May 1, 2012 in motivation
I’ve let myself fall into somewhat of a bad head space recently.
Worrying too much about the number on the scale.
Comparing my progress, body, and abilities to others.
Over-analyzing my food choices.
I’ve let my non-scale victories go unnoticed and un-celebrated.
I’ve judged my journey against the path that others are on.
And forgotten that, while food is fuel, sometimes you eat because it tastes good, because you want to and always when you are hungry.
When I’m living out my healthy intentions the right way, I feel energized, positive and optimistic that all my goals will be realized.
But lately I’ve been feeling deprived. Not because I believe I actually am depriving myself, but because of my perspective on my actions.
This weekend a friend of mine, who regularly leads groups of people through the Amazon Jungle in Peru, took me hiking. I knew it was going to be a challenge, mentally and physically.
What started out as a flat path quickly turned into a steep climb through rocks, sticks and leaves.
As someone who only recently became regularly active, I still look at things like a steep hill and think, “I can’t do that.”
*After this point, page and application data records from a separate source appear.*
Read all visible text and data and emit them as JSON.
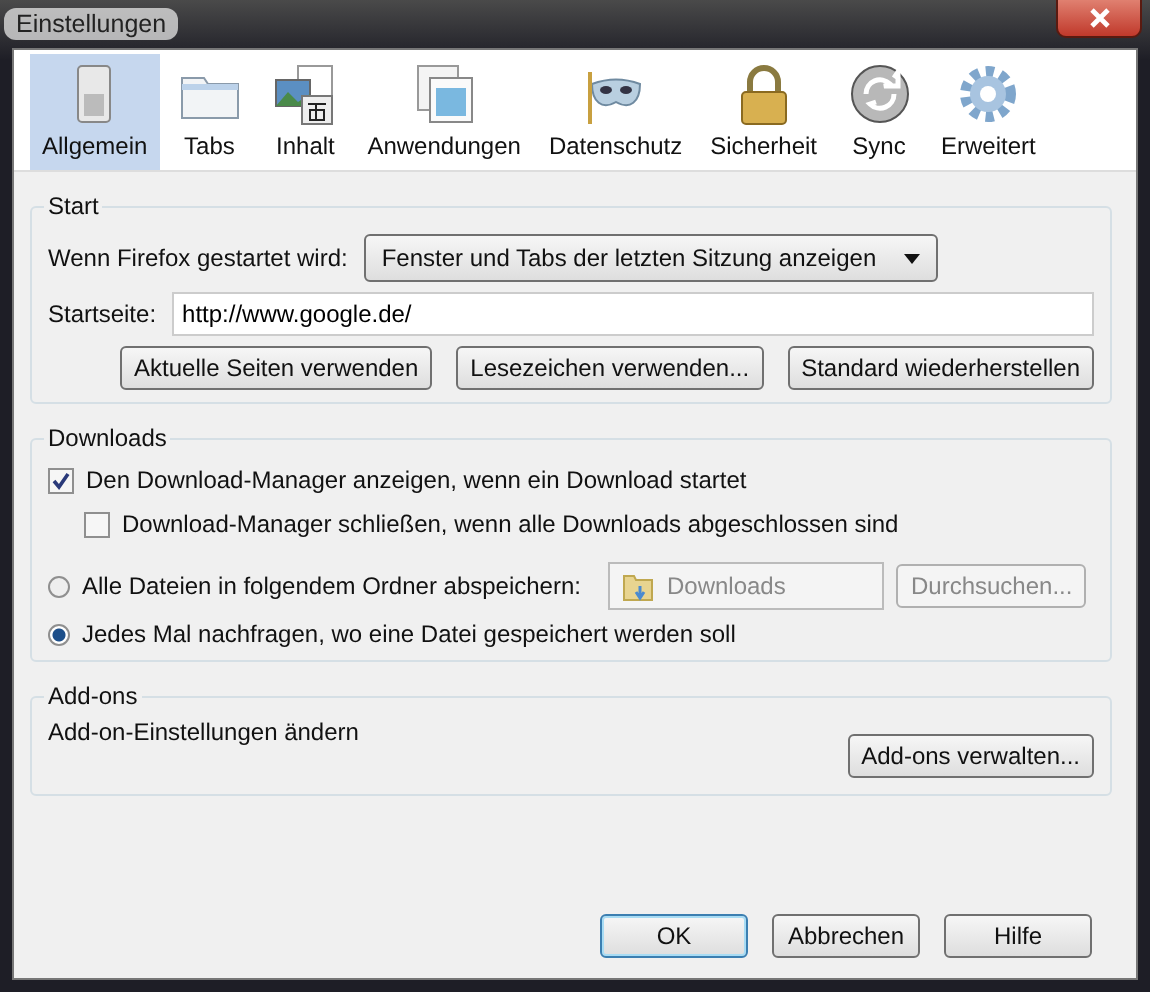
{
  "window": {
    "title": "Einstellungen"
  },
  "tabs": [
    {
      "label": "Allgemein",
      "selected": true
    },
    {
      "label": "Tabs",
      "selected": false
    },
    {
      "label": "Inhalt",
      "selected": false
    },
    {
      "label": "Anwendungen",
      "selected": false
    },
    {
      "label": "Datenschutz",
      "selected": false
    },
    {
      "label": "Sicherheit",
      "selected": false
    },
    {
      "label": "Sync",
      "selected": false
    },
    {
      "label": "Erweitert",
      "selected": false
    }
  ],
  "start": {
    "heading": "Start",
    "startup_label": "Wenn Firefox gestartet wird:",
    "startup_choice": "Fenster und Tabs der letzten Sitzung anzeigen",
    "homepage_label": "Startseite:",
    "homepage": "http://www.google.de/",
    "buttons": [
      "Aktuelle Seiten verwenden",
      "Lesezeichen verwenden...",
      "Standard wiederherstellen"
    ]
  },
  "downloads": {
    "heading": "Downloads",
    "options": [
      {
        "kind": "checkbox",
        "label": "Den Download-Manager anzeigen, wenn ein Download startet",
        "checked": true,
        "children": [
          {
            "label": "Download-Manager schließen, wenn alle Downloads abgeschlossen sind",
            "checked": false
          }
        ]
      },
      {
        "kind": "radio",
        "label": "Alle Dateien in folgendem Ordner abspeichern:",
        "selected": false,
        "folder": "Downloads",
        "browse": "Durchsuchen..."
      },
      {
        "kind": "radio",
        "label": "Jedes Mal nachfragen, wo eine Datei gespeichert werden soll",
        "selected": true
      }
    ]
  },
  "addons": {
    "heading": "Add-ons",
    "text": "Add-on-Einstellungen ändern",
    "button": "Add-ons verwalten..."
  },
  "dialog_buttons": [
    {
      "label": "OK",
      "default": true
    },
    {
      "label": "Abbrechen",
      "default": false
    },
    {
      "label": "Hilfe",
      "default": false
    }
  ]
}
Seventy pounds ago, a hill like that would have left me out of breath a few steps in. But this weekend I made it the whole way with only a few pauses to look up ahead or look back at what I had just traversed.
At the top of the hill there was a giant rock he told me I would have to climb to get to the look-out point.
Again, I kept telling my friend, “I can’t do this.” At this point, however, I was speaking more out of fear rather than in doubt of my physical ability.
He saw something that was possible. I saw something that was impossible.
I made it to the top, and despite all my whining, was immensely grateful that he pushed me.
But it got me thinking, how many times has a negative perspective impacted my actions and skewed my journey?
Challenges, of course, don’t always present themselves in forms as clear as giant rocks or steep hills.
One of my biggest personal battles, which manifests itself as a roadblock in many different ways, is to believe that I am enough.
“Enough,” not dependent on my weight.
“Enough,” not dependent on how many times I went to the gym or how many miles I ran that week.
“Enough,” not dependent on whether I ate a salad or a box of cookies for dinner.
Having that experience hiking reminded me how important it is to be conscious of the messages we tell ourselves and the influences we let shape our opinions of ourselves.
Transforming my perspective changes “I can’t” to “I can.”
It makes “I want” into “I have,” and “challenge” into “opportunity.”
I’ve been focusing way too much on my weight, calories and exercise. Over-analyzing all these different parts of my life has made me feel disconnected from my body, not whole and lacking in some way. It’s time now to take a step back, and remind myself that where I am is a great place to be.
“I exist as I am, that is enough,”
- Walt Whitman